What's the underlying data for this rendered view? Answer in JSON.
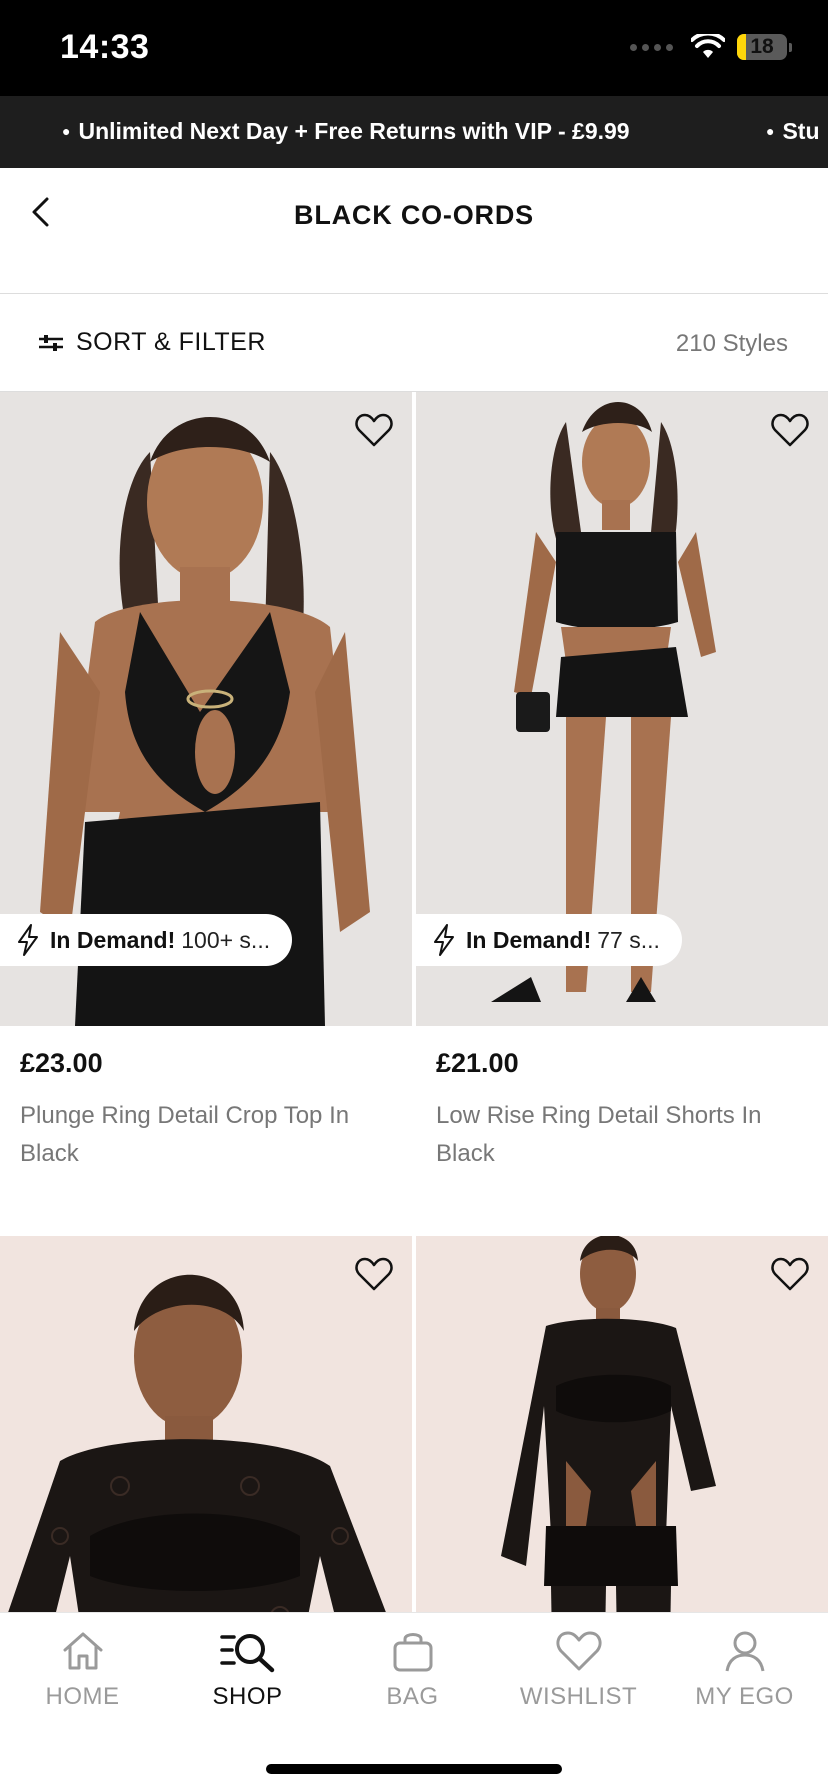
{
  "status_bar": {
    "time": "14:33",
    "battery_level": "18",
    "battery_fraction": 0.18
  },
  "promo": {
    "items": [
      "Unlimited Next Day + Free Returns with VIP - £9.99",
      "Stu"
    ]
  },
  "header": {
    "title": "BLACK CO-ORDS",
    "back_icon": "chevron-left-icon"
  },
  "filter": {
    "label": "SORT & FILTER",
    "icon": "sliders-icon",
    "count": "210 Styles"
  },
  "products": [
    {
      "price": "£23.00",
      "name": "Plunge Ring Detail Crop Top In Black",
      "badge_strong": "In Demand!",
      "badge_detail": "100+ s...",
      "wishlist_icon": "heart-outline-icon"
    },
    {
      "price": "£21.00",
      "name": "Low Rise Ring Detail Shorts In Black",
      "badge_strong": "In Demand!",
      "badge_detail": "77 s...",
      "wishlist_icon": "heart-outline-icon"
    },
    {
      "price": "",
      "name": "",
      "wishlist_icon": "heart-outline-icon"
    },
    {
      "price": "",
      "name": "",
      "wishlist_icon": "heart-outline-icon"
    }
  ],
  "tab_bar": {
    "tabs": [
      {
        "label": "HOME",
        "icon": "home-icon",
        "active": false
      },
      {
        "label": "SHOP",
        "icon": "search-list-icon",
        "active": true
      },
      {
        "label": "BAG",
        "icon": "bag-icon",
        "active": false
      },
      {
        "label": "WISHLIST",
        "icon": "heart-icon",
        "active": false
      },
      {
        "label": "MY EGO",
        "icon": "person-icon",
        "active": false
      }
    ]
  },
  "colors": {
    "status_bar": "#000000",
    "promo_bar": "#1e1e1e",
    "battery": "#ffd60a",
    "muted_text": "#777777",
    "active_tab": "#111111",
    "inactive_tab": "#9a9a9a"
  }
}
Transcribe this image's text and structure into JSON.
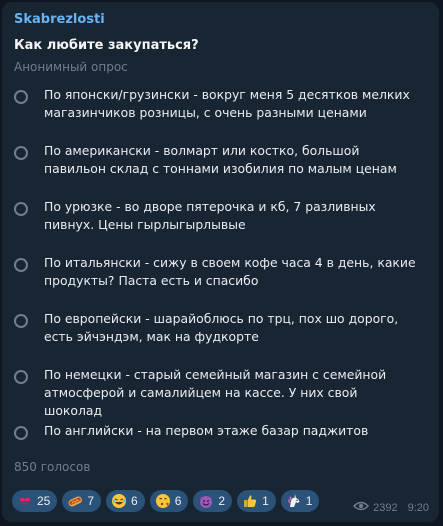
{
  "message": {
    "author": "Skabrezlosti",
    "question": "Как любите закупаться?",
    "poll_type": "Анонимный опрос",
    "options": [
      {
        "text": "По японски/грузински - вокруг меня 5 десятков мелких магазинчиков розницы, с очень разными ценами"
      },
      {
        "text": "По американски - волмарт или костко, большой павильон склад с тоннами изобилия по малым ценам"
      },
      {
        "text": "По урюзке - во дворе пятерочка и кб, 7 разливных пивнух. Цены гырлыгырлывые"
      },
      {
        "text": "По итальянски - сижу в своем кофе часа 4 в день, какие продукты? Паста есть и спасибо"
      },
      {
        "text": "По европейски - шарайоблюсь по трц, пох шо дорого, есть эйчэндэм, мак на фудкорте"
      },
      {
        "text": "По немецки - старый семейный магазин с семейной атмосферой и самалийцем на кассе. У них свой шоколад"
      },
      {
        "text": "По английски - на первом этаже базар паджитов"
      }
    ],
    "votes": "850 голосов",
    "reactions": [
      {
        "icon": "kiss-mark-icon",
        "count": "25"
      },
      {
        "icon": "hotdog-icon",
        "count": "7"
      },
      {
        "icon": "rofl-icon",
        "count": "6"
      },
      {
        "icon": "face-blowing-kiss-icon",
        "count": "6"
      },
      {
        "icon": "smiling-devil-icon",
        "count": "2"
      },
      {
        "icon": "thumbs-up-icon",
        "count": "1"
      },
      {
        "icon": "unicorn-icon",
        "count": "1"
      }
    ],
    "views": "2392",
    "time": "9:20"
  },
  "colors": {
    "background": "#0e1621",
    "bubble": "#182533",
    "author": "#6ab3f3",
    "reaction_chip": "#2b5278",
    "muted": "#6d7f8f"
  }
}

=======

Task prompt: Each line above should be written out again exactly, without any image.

Response below:
What's the underlying data for this rendered view? Answer in JSON.
{
  "status_bar": {
    "time": "14:33",
    "battery_level": "18",
    "battery_fraction": 0.18
  },
  "promo": {
    "items": [
      "Unlimited Next Day + Free Returns with VIP - £9.99",
      "Stu"
    ]
  },
  "header": {
    "title": "BLACK CO-ORDS",
    "back_icon": "chevron-left-icon"
  },
  "filter": {
    "label": "SORT & FILTER",
    "icon": "sliders-icon",
    "count": "210 Styles"
  },
  "products": [
    {
      "price": "£23.00",
      "name": "Plunge Ring Detail Crop Top In Black",
      "badge_strong": "In Demand!",
      "badge_detail": "100+ s...",
      "wishlist_icon": "heart-outline-icon"
    },
    {
      "price": "£21.00",
      "name": "Low Rise Ring Detail Shorts In Black",
      "badge_strong": "In Demand!",
      "badge_detail": "77 s...",
      "wishlist_icon": "heart-outline-icon"
    },
    {
      "price": "",
      "name": "",
      "wishlist_icon": "heart-outline-icon"
    },
    {
      "price": "",
      "name": "",
      "wishlist_icon": "heart-outline-icon"
    }
  ],
  "tab_bar": {
    "tabs": [
      {
        "label": "HOME",
        "icon": "home-icon",
        "active": false
      },
      {
        "label": "SHOP",
        "icon": "search-list-icon",
        "active": true
      },
      {
        "label": "BAG",
        "icon": "bag-icon",
        "active": false
      },
      {
        "label": "WISHLIST",
        "icon": "heart-icon",
        "active": false
      },
      {
        "label": "MY EGO",
        "icon": "person-icon",
        "active": false
      }
    ]
  },
  "colors": {
    "status_bar": "#000000",
    "promo_bar": "#1e1e1e",
    "battery": "#ffd60a",
    "muted_text": "#777777",
    "active_tab": "#111111",
    "inactive_tab": "#9a9a9a"
  }
}
Transcribe this image's text and structure into JSON.
{
  "message": {
    "author": "Skabrezlosti",
    "question": "Как любите закупаться?",
    "poll_type": "Анонимный опрос",
    "options": [
      {
        "text": "По японски/грузински - вокруг меня 5 десятков мелких магазинчиков розницы, с очень разными ценами"
      },
      {
        "text": "По американски - волмарт или костко, большой павильон склад с тоннами изобилия по малым ценам"
      },
      {
        "text": "По урюзке - во дворе пятерочка и кб, 7 разливных пивнух. Цены гырлыгырлывые"
      },
      {
        "text": "По итальянски - сижу в своем кофе часа 4 в день, какие продукты? Паста есть и спасибо"
      },
      {
        "text": "По европейски - шарайоблюсь по трц, пох шо дорого, есть эйчэндэм, мак на фудкорте"
      },
      {
        "text": "По немецки - старый семейный магазин с семейной атмосферой и самалийцем на кассе. У них свой шоколад"
      },
      {
        "text": "По английски - на первом этаже базар паджитов"
      }
    ],
    "votes": "850 голосов",
    "reactions": [
      {
        "icon": "kiss-mark-icon",
        "count": "25"
      },
      {
        "icon": "hotdog-icon",
        "count": "7"
      },
      {
        "icon": "rofl-icon",
        "count": "6"
      },
      {
        "icon": "face-blowing-kiss-icon",
        "count": "6"
      },
      {
        "icon": "smiling-devil-icon",
        "count": "2"
      },
      {
        "icon": "thumbs-up-icon",
        "count": "1"
      },
      {
        "icon": "unicorn-icon",
        "count": "1"
      }
    ],
    "views": "2392",
    "time": "9:20"
  },
  "colors": {
    "background": "#0e1621",
    "bubble": "#182533",
    "author": "#6ab3f3",
    "reaction_chip": "#2b5278",
    "muted": "#6d7f8f"
  }
}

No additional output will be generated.